━━ Supplied records ━━
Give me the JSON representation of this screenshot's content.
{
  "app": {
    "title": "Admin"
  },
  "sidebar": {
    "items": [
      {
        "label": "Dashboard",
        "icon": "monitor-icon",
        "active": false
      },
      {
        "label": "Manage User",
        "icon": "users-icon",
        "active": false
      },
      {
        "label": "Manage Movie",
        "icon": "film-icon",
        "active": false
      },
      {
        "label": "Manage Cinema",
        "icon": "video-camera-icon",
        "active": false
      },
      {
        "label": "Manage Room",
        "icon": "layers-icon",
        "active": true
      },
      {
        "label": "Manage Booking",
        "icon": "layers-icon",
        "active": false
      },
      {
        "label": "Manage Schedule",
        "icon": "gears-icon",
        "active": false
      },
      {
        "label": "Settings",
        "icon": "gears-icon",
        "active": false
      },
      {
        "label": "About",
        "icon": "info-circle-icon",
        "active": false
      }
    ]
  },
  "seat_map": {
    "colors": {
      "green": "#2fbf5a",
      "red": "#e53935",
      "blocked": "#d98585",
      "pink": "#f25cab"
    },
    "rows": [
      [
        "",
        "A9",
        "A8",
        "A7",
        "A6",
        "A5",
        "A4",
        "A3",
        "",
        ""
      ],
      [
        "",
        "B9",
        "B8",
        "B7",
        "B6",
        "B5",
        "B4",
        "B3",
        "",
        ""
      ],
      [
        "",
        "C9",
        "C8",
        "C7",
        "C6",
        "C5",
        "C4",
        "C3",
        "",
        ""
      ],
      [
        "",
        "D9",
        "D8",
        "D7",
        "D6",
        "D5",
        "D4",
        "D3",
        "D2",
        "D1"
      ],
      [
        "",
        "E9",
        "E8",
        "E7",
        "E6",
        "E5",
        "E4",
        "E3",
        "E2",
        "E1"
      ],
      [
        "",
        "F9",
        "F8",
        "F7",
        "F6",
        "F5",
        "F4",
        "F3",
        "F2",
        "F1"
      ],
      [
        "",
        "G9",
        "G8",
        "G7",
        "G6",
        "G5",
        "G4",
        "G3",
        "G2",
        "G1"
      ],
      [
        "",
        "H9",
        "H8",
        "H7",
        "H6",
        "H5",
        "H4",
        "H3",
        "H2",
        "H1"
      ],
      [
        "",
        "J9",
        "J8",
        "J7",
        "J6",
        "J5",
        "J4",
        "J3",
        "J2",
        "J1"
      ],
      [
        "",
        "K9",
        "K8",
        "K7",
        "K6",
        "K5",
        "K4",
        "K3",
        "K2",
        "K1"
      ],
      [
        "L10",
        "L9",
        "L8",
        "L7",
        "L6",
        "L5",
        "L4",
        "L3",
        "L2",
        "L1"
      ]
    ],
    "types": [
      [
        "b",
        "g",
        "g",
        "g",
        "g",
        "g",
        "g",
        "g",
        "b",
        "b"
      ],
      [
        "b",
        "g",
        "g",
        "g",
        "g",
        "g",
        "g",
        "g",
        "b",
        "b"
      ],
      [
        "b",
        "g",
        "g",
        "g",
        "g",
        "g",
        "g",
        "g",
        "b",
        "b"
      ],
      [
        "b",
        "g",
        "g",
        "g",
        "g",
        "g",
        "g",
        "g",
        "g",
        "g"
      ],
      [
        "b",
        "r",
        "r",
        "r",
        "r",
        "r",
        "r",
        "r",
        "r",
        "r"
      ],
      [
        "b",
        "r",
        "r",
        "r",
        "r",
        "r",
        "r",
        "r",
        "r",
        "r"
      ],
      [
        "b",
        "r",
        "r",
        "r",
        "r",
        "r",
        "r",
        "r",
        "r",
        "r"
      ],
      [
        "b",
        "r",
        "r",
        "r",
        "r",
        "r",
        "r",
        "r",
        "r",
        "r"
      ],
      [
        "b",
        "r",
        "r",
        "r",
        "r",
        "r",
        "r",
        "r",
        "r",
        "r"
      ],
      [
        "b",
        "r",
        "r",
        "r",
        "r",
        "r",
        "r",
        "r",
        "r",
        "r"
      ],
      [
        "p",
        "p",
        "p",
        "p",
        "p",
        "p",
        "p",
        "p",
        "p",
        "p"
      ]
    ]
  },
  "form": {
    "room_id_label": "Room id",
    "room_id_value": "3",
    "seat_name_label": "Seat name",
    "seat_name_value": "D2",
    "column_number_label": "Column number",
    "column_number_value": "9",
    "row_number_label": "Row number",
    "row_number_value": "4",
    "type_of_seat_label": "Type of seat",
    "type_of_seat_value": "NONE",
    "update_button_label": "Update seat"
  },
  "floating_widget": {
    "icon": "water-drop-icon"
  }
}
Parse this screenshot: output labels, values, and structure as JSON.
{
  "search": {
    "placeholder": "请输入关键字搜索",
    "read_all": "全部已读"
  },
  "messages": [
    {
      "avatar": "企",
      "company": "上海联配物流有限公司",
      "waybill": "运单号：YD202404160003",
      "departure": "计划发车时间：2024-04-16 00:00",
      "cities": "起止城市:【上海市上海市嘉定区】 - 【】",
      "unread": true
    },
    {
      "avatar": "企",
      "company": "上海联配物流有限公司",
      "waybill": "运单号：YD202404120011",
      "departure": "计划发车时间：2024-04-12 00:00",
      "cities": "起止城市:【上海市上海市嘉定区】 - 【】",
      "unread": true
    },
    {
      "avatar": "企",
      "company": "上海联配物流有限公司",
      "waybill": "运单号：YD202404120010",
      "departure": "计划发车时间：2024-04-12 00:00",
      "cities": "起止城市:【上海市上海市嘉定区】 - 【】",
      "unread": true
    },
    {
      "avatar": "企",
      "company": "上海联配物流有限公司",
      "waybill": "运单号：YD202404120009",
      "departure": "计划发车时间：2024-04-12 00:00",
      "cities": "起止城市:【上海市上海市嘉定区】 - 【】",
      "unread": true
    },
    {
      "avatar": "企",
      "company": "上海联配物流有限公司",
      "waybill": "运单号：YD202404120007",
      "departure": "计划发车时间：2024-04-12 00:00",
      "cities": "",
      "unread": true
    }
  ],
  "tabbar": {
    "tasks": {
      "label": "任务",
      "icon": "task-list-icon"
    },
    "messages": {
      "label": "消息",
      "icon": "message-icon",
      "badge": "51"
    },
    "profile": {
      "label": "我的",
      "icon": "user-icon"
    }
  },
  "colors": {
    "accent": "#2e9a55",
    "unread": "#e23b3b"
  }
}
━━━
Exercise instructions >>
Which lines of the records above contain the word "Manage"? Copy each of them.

Final answer >>
        "label": "Manage User",
        "label": "Manage Movie",
        "label": "Manage Cinema",
        "label": "Manage Room",
        "label": "Manage Booking",
        "label": "Manage Schedule",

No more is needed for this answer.